Officials Urge Caution In Face of Coronavirus, As Confirmed Cases Grow
As more cases of the novel coronavirus, COVID-19, have been confirmed in Maryland, state and local leaders are asking the public to take precautions to avoid spreading the disease.
Baltimore County Executive Johnny Olszewski and his team of school, health, and public safety officers met with reporters Thursday morning to discuss the first known case of the novel coronavirus in Baltimore County.
"The individual is in his 60s and worked at the recent AIPAC (America Israel Public Affairs Committee) conference in Washington DC. He is not hospitalized," Olzewski said.
In addition, the county has opened a COVID-19 hotline, (410) 887-3816, which will be available from 8:30 a.m. to 5 p.m.
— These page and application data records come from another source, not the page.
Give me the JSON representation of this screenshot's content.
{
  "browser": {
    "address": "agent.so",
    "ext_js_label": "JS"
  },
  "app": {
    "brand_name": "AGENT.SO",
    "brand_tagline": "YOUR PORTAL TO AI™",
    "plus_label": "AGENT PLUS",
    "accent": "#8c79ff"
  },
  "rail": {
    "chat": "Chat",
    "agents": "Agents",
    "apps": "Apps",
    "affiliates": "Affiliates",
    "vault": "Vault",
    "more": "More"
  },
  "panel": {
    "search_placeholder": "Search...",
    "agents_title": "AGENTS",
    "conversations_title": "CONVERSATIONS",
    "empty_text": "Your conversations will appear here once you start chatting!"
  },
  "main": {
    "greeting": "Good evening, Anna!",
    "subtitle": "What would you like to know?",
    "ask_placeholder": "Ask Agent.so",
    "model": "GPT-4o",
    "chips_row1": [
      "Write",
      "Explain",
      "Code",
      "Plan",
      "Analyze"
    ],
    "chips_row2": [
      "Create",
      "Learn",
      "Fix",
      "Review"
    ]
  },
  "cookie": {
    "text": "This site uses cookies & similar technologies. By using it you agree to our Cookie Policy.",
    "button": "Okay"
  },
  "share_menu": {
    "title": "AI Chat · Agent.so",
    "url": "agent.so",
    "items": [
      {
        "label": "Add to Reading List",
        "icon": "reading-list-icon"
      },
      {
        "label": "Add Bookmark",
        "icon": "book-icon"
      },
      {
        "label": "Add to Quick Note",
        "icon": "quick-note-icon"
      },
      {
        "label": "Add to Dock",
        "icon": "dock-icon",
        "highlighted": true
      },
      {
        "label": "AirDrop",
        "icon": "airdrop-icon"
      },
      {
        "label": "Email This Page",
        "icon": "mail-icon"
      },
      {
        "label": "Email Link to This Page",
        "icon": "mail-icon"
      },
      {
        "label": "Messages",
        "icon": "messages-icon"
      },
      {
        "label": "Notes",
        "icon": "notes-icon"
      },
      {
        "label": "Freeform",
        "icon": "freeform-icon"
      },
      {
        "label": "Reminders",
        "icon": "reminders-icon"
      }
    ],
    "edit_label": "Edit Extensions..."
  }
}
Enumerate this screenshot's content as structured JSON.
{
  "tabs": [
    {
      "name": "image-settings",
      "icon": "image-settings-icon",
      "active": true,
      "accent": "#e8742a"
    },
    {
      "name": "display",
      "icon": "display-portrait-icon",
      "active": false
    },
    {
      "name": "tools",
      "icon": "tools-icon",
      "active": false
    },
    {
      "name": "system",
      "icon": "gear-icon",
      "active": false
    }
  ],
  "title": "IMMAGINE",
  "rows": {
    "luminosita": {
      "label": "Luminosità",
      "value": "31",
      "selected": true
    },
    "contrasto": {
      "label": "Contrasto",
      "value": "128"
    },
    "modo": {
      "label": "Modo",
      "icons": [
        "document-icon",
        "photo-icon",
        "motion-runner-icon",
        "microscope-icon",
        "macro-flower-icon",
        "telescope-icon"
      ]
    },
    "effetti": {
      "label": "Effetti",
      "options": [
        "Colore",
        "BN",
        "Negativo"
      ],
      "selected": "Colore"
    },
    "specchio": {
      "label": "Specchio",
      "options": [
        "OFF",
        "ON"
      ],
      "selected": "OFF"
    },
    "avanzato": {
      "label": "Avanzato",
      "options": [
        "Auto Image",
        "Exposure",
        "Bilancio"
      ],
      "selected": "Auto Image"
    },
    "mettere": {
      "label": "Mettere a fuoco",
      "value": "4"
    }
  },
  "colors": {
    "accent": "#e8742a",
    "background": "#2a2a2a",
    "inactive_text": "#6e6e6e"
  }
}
Dr. Gregory Branch, the Baltimore County health officer, said health workers have tested 20 people for the virus. Thus far, one tested positive and they are waiting for results on nine other tests.
Baltimore City Health Commissioner Dr. Letitia Dzirasa said at a city hall briefing Wednesday morning there “have not been any reported cases of COVID-19 in the city.”
“We encourage all residents to make sure they are limiting the spread of respiratory diseases by engaging in personal protective behaviors,” she said.
Dzirasa echoed the advice given by national health advocates; wash your hands frequently, stay home if you’re sick and avoid touching your face.
In the same briefing Baltimore City Schools CEO Sonja Santelises said public schools would remain open even though colleges and universities throughout the state have cancelled classes, or are planning to teach remotely in the future.
“We have developed an internal team, in the event – I just want to repeat in the event – there are no known cases currently,” she explained. “But in the event there is a case in a school we have a team ready of some of our best custodians around disinfecting a building, in the event we have to go to that level.”
Santelises said her team is able to clean and disinfect the schools at the end of the day when students leave – something that’s extremely difficult in college dorms.
In other developments, officials announced another case of coronavirus confirmed in Anne Arundel County; a woman from Montana in her 70s who is a part time resident of the county. The women went to an Anne Arundel County hospital for testing after she had been alerted that she had been in close contact with someone with a confirmed case of the disease.
Governor Larry Hogan said in a press briefing the 12 Marylanders that had been taken from the Grand Princess docked on the West Coast to military facilities in Texas and Georgia for quarantine would not be allowed home before they were tested for the virus.
“All those who are cleared and test negative will be safely transported back here to Maryland,” Hogan said. “Anyone who tests positive will remain in quarantine on the respective military base.”
In addition, he said the Motor Vehicle Administration will move toward an all appointment system to reduce walk in traffic and keep crowds at a minimum; that state prisons would end visits to individuals in infirmaries and that nursing homes in Maryland restrict access to essential visits only.
Officials say to call your primary care provider if you feel COVID-19 symptoms, which include a fever, cough and shortness of breath, especially in people who have travelled abroad or in contact with someone who has travelled to China, South Korea, Italy, Iran, or anywhere else there’s been an outbreak.
And Baltimore City Fire Chief Niles Ford reminded people to use 2-1-1 in non-life threatening emergencies.
“Nine, one, one is an emergency line,” he said. “If people use the system in the improper way, they could exacerbate our system. And we want to be in the position that if someone has a heart attack on the west side of Baltimore that we have the resources to send them to that call.”
While young children appear to be spared from the coronavirus, it is affecting the elderly, people who work in hospitals and people with chronic illnesses, or underlying conditions.
And while there have been questions about the availability of coronavirus test kits nationally, Governor Larry Hogan said at a recent press briefing Maryland is ready.
“We’re going to be dramatically and rapidly widening the number of people that are going to be able to get tested and will get tested,” he said.
Hogan addressed reporters with the state’s deputy health secretary for public health, Fran Phillips. Phillips said the number of test kits in Maryland is increasing.
“We have on hand the capability to do over 800,” she said. “We have not ordered another thousand cases from the CDC. That’s the state lab. In addition to that we expect volumes to increase through the commercial labs as well as now the hospital labs will be coming on board shortly.”